Department Discipline Trumps FIrst Amendment

Does the First Amendment protect a police officer who uses Facebook to call out a fellow employee in violation of a department rule that prohibits criticizing department employees outside of official channels? The answer to that question is apparently “no”, in the Northern District of Georgia. The federal trial court in that District recently held that an Atlanta cop could be disciplined for a posting on Facebook. The cop was ticked off at an investigator. Here’s what her Facebook post said:

Who would like to hear the story of how I arrested a forgery perp at Best Buy only to find out later at the precinct that he was the nephew of an Atlanta Police Investigator who stuck her ass in my case and obstructed it?? Not to mention the fact that while he was in my custody, she took him into several other rooms alone before I knew they were related. Who thinks this is unethical?

The cop claimed that she resorted to Facebook as a last resort, when the department didn’t investigate her complaint. But there was a chronological problem with that story. It seems that the Facebook post went up just a week after the arrest. The cop didn’t file a memorandum about the incident with the department until two weeks after the arrest. It’s amazing what a simple timeline will reveal.

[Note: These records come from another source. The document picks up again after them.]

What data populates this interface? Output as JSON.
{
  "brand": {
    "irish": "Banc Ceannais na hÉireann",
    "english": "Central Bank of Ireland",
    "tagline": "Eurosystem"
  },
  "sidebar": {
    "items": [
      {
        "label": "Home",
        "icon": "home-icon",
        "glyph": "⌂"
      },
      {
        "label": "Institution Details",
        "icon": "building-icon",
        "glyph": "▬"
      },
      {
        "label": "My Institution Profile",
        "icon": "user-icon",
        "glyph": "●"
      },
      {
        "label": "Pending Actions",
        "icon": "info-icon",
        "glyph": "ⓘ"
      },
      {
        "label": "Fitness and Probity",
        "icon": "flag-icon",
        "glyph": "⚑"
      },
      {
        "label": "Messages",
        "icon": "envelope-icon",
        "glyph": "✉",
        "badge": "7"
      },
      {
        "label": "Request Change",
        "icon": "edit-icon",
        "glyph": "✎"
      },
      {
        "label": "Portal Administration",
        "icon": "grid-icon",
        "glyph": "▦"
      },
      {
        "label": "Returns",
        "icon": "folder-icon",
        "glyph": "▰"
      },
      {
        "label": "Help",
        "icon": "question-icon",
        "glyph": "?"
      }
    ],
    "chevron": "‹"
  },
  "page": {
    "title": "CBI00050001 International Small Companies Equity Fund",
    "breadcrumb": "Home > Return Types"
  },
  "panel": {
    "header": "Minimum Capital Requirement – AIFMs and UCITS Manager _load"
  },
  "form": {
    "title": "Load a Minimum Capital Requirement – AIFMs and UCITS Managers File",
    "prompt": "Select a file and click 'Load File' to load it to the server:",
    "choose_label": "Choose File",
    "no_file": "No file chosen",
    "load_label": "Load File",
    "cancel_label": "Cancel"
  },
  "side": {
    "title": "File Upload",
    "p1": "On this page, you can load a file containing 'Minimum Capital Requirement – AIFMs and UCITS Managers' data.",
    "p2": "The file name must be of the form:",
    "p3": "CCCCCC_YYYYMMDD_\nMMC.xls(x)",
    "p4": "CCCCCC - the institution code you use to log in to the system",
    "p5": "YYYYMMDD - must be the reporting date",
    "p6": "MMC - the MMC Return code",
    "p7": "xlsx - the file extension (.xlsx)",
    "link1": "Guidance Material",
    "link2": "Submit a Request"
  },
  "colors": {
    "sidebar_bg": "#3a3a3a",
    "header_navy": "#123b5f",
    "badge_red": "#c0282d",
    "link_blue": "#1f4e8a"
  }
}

Besides that factual problem, the court found that the cop failed to show that her First Amendment rights outweighed the legitimate need for the police department to maintain efficient public service. Here, the court found that the police department had a need to maintain “discipline, esprit de corps and uniformity” within the department. I understand the court’s decision, although I always worry that rules like this one have the effect of covering up misconduct. But assuming the records of the investigation of the investigator are public records, it is good to know that the situation won’t be swept under the rug, even if individual employees can be censored.